now resistant to glyphosate, or RoundUp. They're RoundUp
Ready, and covered by "the 605 patent" (No.
5,352,605). Monsanto charges seed companies, including
its subsidiaries that control some 20 percent of this
market, a "Technology Fee" as compensation
for its innovation.
The seed companies actually collect the tech fee from
farmers buying the RoundUp Ready seed -- the 1998 charge
was $6.50 per 50-pound bag -- and then forward it to
Monsanto. In addition, they include a "Technology
Agreement" bearing the farmers' signatures.
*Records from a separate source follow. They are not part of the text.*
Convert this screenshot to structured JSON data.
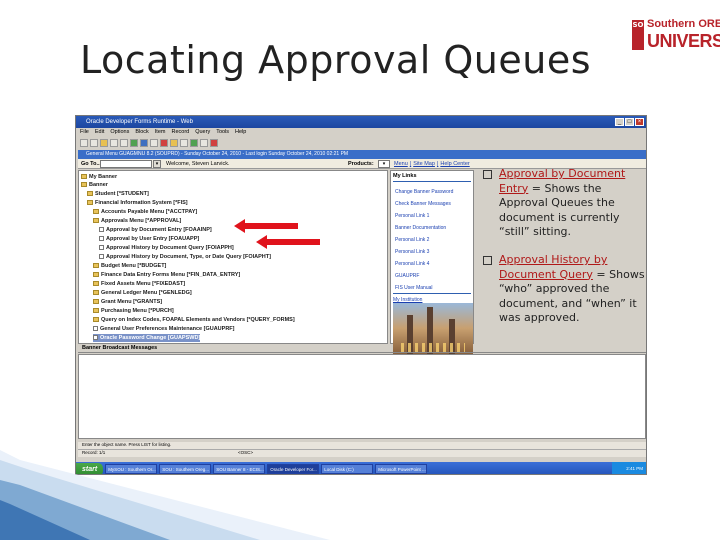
{
  "slide": {
    "title": "Locating Approval Queues"
  },
  "logo": {
    "seal_text": "SO",
    "top_text": "Southern OREGON",
    "bottom_text": "UNIVERSITY"
  },
  "window": {
    "title": "Oracle Developer Forms Runtime - Web",
    "menu": [
      "File",
      "Edit",
      "Options",
      "Block",
      "Item",
      "Record",
      "Query",
      "Tools",
      "Help"
    ]
  },
  "form": {
    "title": "General Menu  GUAGMNU  8.2  (SOUPRD) - Sunday October 24, 2010 - Last login Sunday October 24, 2010 02:21 PM",
    "goto_label": "Go To...",
    "welcome": "Welcome, Steven Larvick.",
    "products_label": "Products:",
    "top_links": [
      "Menu",
      "|",
      "Site Map",
      "|",
      "Help Center"
    ]
  },
  "tree": {
    "items": [
      {
        "label": "My Banner",
        "type": "folder"
      },
      {
        "label": "Banner",
        "type": "folder"
      },
      {
        "label": "Student [*STUDENT]",
        "type": "folder"
      },
      {
        "label": "Financial Information System [*FIS]",
        "type": "folder"
      },
      {
        "label": "Accounts Payable Menu [*ACCTPAY]",
        "type": "folder"
      },
      {
        "label": "Approvals Menu [*APPROVAL]",
        "type": "folder"
      },
      {
        "label": "Approval by Document Entry [FOAAINP]",
        "type": "doc"
      },
      {
        "label": "Approval by User Entry [FOAUAPP]",
        "type": "doc"
      },
      {
        "label": "Approval History by Document Query [FOIAPPH]",
        "type": "doc"
      },
      {
        "label": "Approval History by Document, Type, or Date Query [FOIAPHT]",
        "type": "doc"
      },
      {
        "label": "Budget Menu [*BUDGET]",
        "type": "folder"
      },
      {
        "label": "Finance Data Entry Forms Menu [*FIN_DATA_ENTRY]",
        "type": "folder"
      },
      {
        "label": "Fixed Assets Menu [*FIXEDAST]",
        "type": "folder"
      },
      {
        "label": "General Ledger Menu [*GENLEDG]",
        "type": "folder"
      },
      {
        "label": "Grant Menu [*GRANTS]",
        "type": "folder"
      },
      {
        "label": "Purchasing Menu [*PURCH]",
        "type": "folder"
      },
      {
        "label": "Query on Index Codes, FOAPAL Elements and Vendors [*QUERY_FORMS]",
        "type": "folder"
      },
      {
        "label": "General User Preferences Maintenance [GUAUPRF]",
        "type": "doc"
      },
      {
        "label": "Oracle Password Change [GUAPSWD]",
        "type": "doc"
      }
    ]
  },
  "links_panel": {
    "heading": "My Links",
    "links": [
      "Change Banner Password",
      "Check Banner Messages",
      "Personal Link 1",
      "Banner Documentation",
      "Personal Link 2",
      "Personal Link 3",
      "Personal Link 4",
      "GUAUPRF",
      "FIS User Manual"
    ],
    "institution": "My Institution"
  },
  "broadcast": {
    "heading": "Banner Broadcast Messages"
  },
  "status": {
    "line1": "Enter the object name. Press LIST for listing.",
    "record": "Record: 1/1",
    "osc": "<OSC>"
  },
  "taskbar": {
    "start": "start",
    "tasks": [
      "MySOU : Southern Or...",
      "SOU : Southern Oreg...",
      "SOU Banner 8 - ECIS...",
      "Oracle Developer For...",
      "Local Disk (C:)",
      "Microsoft PowerPoint ..."
    ],
    "clock": "2:41 PM"
  },
  "bullets": [
    {
      "title": "Approval by Document Entry",
      "text": " = Shows the Approval Queues the document is currently “still” sitting."
    },
    {
      "title": "Approval History by Document Query",
      "text": " = Shows “who” approved the  document, and “when” it was approved."
    }
  ],
  "colors": {
    "accent_red": "#e0131c",
    "brand_red": "#b8232a",
    "link_blue": "#1a3fb0",
    "title_bar": "#2a5ab8"
  }
}
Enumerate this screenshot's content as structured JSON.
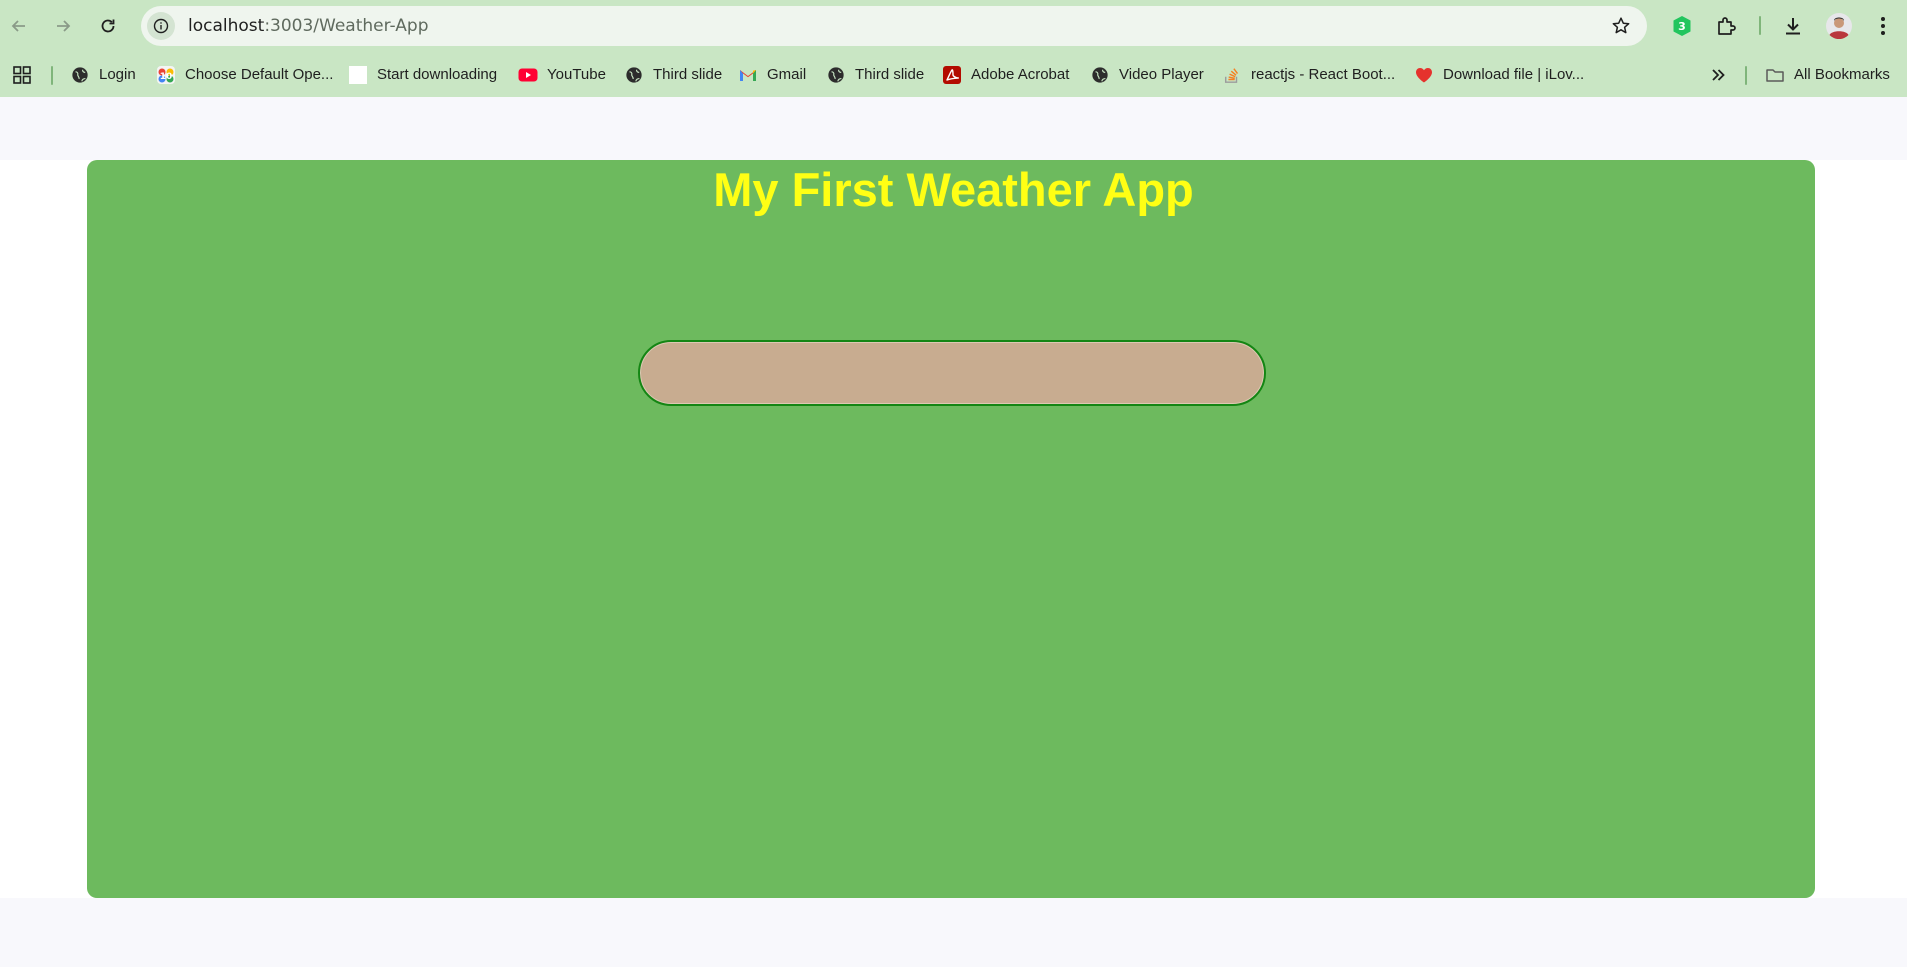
{
  "browser": {
    "url_host": "localhost",
    "url_path": ":3003/Weather-App",
    "bookmarks": [
      {
        "label": "Login",
        "icon": "globe-icon"
      },
      {
        "label": "Choose Default Ope...",
        "icon": "app-icon"
      },
      {
        "label": "Start downloading",
        "icon": "blank-page-icon"
      },
      {
        "label": "YouTube",
        "icon": "youtube-icon"
      },
      {
        "label": "Third slide",
        "icon": "globe-icon"
      },
      {
        "label": "Gmail",
        "icon": "gmail-icon"
      },
      {
        "label": "Third slide",
        "icon": "globe-icon"
      },
      {
        "label": "Adobe Acrobat",
        "icon": "acrobat-icon"
      },
      {
        "label": "Video Player",
        "icon": "globe-icon"
      },
      {
        "label": "reactjs - React Boot...",
        "icon": "stackoverflow-icon"
      },
      {
        "label": "Download file | iLov...",
        "icon": "ilovepdf-icon"
      }
    ],
    "all_bookmarks_label": "All Bookmarks"
  },
  "app": {
    "title": "My First Weather App",
    "search_value": "",
    "search_placeholder": ""
  },
  "colors": {
    "chrome": "#c9e6c4",
    "card": "#6dba5e",
    "title": "#ffff14",
    "search_fill": "#c8ac90",
    "search_border": "#148614"
  }
}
This
contract licenses farmers to plant the seed for one
season, and disallows both seed saving and selling or
giving the seed to anyone for planting, research or
In federal district court, McFarling admitted saving
1,500 bushels of seed harvested from the '98 crop and
sowing it in 1999. Furthermore, he planted 3,075 bags
of saved seed in 2000.
Monsanto argued that McFarling, by saving and replanting
the seed, infringed its '435 and '605 patents and breached
the technology agreement, according to this reporter's
interpretation of the appeals court decision. The company
eventually sought a summary judgment against him for
infringement of the '605 patent only and breach of the
technology agreement. The court granted the request
and ruled against McFarling's claims that Monsanto had:
- violated the Plant Variety Protection Act, which
permits the saving of registered seed;
- misused the '435 patent covering the herbicide-resistant
gene by applying it to the entire germplasm, by which
point the '605 patent applies;
- violated patent exhaustion and first sale doctrines;
- broken federal antitrust laws.
Beyond the issue of liability, the court ultimately
ordered McFarling to pay Monsanto damages of $780,000.
McFarling appealed to the U.S. Court of Appeals for
the Federal Circuit, which sided with the district court
on all of the claims except the large damage award --
120 times the $6.50 technology fee McFarling paid for
each of the 1,000 bags of seed. The 120 multiplier that
Monsanto has made standard in its technology agreements
for soybeans, corn and cotton, even though they are
different plants, did not reasonably predict the harm
caused by breaching of the agreement and it was not
difficult to measure, according to the decision. The
appellate judges ordered the district court to reconsider
and recalculate. McFarling will end up paying about
$10,000, says his attorney, Jim Waide.
Monsanto's technology agreement, with the 120 multiplier,
not only likely breaks the law of every state, it also
violates federal due process, which limits punitive
damages to 10 times actual damages, Waide says. Monsanto
"uses it [the 120 muliplier] to frighten farmers
into settling rather than fighting the company in court."
He thinks Monsanto has used it to threaten about 70
farmers into settlement instead of going to court.
The appeals court ruled that seed saving prohibitions
in the technology agreements are legal. In effect, farmers
not only have to pay the fee, but they also have to
buy new, more expensive seed every year instead of using
saved seed, a longtime soybean farmer practice, Waide
says. Approximately 200 soybean companies have agreements
with Monsanto to sell the biotech seed to farmers. "The
effect of this is farmers are forced to subsidize the
seed companies that had nothing to do with developing
Waide, who represented McFarling in district court,
told the appellate judges that Monsanto included "a
count of infringement under the '435 patent" covering
the glyphosate-resistant gene in its complaint but did
not request "summary judgment on this count."
He also argued that no court has ruled on the validity
of the patent, and so it was improper to assume its
validity. The court ruled against him and said he should
have brought up the issue in district court.
Were Waide to appeal the decision to the Supreme Court,
a spokesperson in his office says he would likewise
assume validity of the '435 patent and then argue that
Monsanto is tying the original technology for herbicide
resistance to the second generation seeds. In other
words, the '435 and '605 patents, referring to different
products, are "tied." Farmers can't buy one
without the other. This is similar to the U.S. government's
case against Microsoft Corporation, which hinged on
the claim that users of the Windows computer operating
system had to use the company's Internet Explorer program,